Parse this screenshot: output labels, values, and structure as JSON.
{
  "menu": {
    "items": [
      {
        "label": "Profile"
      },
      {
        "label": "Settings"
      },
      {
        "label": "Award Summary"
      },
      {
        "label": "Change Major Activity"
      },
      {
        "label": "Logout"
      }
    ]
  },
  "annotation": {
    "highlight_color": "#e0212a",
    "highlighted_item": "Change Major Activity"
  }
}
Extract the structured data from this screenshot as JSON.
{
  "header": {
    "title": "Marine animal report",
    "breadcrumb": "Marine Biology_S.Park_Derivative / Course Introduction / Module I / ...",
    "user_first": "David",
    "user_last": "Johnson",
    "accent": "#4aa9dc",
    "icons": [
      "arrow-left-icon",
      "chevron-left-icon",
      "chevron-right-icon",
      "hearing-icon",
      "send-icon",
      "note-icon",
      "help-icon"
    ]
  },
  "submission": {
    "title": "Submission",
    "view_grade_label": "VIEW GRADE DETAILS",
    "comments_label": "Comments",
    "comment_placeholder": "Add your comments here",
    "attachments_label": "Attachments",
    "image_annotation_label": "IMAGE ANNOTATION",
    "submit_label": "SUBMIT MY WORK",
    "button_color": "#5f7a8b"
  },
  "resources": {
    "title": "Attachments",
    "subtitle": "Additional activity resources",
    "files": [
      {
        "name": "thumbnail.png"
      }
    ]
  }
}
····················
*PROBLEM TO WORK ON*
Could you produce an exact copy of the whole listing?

*SOLUTION TO THIS EXERCISE*
Parse this screenshot: output labels, values, and structure as JSON.
{
  "menu": {
    "items": [
      {
        "label": "Profile"
      },
      {
        "label": "Settings"
      },
      {
        "label": "Award Summary"
      },
      {
        "label": "Change Major Activity"
      },
      {
        "label": "Logout"
      }
    ]
  },
  "annotation": {
    "highlight_color": "#e0212a",
    "highlighted_item": "Change Major Activity"
  }
}
Extract the structured data from this screenshot as JSON.
{
  "header": {
    "title": "Marine animal report",
    "breadcrumb": "Marine Biology_S.Park_Derivative / Course Introduction / Module I / ...",
    "user_first": "David",
    "user_last": "Johnson",
    "accent": "#4aa9dc",
    "icons": [
      "arrow-left-icon",
      "chevron-left-icon",
      "chevron-right-icon",
      "hearing-icon",
      "send-icon",
      "note-icon",
      "help-icon"
    ]
  },
  "submission": {
    "title": "Submission",
    "view_grade_label": "VIEW GRADE DETAILS",
    "comments_label": "Comments",
    "comment_placeholder": "Add your comments here",
    "attachments_label": "Attachments",
    "image_annotation_label": "IMAGE ANNOTATION",
    "submit_label": "SUBMIT MY WORK",
    "button_color": "#5f7a8b"
  },
  "resources": {
    "title": "Attachments",
    "subtitle": "Additional activity resources",
    "files": [
      {
        "name": "thumbnail.png"
      }
    ]
  }
}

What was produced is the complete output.